-------- Information provided

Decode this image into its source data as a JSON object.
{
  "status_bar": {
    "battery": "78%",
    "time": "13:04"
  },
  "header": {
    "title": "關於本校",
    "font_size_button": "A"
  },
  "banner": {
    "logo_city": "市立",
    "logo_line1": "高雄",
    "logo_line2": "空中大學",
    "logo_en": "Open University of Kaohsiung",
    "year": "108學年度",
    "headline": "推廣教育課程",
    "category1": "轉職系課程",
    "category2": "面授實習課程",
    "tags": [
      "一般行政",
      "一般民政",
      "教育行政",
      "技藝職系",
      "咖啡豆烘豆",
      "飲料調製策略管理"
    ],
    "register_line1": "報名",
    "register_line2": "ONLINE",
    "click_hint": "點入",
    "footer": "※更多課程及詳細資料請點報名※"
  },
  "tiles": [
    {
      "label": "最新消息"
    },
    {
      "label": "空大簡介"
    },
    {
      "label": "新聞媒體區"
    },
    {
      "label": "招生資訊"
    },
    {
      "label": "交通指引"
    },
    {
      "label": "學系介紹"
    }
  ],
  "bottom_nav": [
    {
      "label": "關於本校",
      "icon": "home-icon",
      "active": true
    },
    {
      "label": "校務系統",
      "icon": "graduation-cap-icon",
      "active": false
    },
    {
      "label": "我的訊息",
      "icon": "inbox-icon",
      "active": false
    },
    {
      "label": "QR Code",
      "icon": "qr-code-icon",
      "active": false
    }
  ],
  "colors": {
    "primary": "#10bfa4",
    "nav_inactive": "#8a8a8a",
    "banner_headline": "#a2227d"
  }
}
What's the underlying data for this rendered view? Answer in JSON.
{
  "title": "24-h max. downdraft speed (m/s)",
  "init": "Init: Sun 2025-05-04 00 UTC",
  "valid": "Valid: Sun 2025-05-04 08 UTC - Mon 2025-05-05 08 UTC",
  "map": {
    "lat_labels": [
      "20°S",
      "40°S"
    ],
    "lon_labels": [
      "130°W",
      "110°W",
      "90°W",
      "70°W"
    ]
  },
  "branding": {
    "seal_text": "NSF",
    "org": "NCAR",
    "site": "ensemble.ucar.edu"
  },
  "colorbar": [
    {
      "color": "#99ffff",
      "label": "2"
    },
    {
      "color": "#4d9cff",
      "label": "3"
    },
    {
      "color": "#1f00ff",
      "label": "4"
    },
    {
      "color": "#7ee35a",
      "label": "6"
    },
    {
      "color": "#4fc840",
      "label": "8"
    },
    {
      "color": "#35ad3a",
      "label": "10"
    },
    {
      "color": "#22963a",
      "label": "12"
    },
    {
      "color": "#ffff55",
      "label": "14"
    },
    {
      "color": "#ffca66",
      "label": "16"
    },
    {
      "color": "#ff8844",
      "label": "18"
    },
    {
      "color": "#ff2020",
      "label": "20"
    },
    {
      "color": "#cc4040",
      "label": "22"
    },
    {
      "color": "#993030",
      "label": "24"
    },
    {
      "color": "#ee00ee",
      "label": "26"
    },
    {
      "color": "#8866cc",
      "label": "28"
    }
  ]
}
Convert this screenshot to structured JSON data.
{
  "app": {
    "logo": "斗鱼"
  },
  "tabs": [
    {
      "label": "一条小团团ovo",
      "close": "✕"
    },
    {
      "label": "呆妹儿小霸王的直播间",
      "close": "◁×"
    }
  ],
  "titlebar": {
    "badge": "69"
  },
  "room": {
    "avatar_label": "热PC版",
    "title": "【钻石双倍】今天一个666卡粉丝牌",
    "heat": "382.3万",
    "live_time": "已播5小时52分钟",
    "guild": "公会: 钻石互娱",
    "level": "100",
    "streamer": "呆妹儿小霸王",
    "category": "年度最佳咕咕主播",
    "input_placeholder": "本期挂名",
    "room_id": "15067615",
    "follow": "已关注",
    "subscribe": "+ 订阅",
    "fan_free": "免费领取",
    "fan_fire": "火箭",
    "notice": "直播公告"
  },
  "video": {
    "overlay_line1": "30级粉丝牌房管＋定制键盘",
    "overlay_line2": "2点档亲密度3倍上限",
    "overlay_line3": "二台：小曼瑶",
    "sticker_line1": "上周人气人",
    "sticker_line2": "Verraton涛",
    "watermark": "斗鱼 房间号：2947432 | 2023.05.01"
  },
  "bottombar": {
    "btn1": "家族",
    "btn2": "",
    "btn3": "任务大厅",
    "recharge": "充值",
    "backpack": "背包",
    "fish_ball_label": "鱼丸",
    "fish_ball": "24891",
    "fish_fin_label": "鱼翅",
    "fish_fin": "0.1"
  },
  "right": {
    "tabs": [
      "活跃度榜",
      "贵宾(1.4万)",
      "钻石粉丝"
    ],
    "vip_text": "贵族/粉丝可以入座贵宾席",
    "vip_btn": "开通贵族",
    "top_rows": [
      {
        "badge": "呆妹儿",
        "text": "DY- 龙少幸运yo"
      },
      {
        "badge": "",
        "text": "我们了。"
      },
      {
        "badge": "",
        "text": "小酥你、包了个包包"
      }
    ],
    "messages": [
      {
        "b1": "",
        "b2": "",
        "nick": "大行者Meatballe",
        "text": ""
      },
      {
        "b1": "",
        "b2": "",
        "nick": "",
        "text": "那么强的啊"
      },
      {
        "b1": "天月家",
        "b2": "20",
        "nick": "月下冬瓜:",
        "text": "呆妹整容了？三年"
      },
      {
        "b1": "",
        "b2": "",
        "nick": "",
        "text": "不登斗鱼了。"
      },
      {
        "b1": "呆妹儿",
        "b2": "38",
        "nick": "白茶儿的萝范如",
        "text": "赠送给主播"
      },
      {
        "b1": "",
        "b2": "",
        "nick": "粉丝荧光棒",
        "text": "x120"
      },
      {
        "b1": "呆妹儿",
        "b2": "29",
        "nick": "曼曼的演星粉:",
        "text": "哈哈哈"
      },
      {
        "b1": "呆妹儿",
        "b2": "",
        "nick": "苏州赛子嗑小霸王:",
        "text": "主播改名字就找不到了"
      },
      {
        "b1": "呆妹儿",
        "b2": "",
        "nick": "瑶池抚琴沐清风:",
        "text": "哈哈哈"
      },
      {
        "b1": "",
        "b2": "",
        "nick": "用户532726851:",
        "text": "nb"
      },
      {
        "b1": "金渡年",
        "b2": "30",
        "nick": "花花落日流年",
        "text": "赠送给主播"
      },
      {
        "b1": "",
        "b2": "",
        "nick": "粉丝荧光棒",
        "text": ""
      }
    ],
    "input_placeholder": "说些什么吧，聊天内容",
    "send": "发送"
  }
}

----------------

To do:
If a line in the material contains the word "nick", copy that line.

Answer for the task:
        "nick": "大行者Meatballe",
        "nick": "",
        "nick": "月下冬瓜:",
        "nick": "",
        "nick": "白茶儿的萝范如",
        "nick": "粉丝荧光棒",
        "nick": "曼曼的演星粉:",
        "nick": "苏州赛子嗑小霸王:",
        "nick": "瑶池抚琴沐清风:",
        "nick": "用户532726851:",
        "nick": "花花落日流年",
        "nick": "粉丝荧光棒",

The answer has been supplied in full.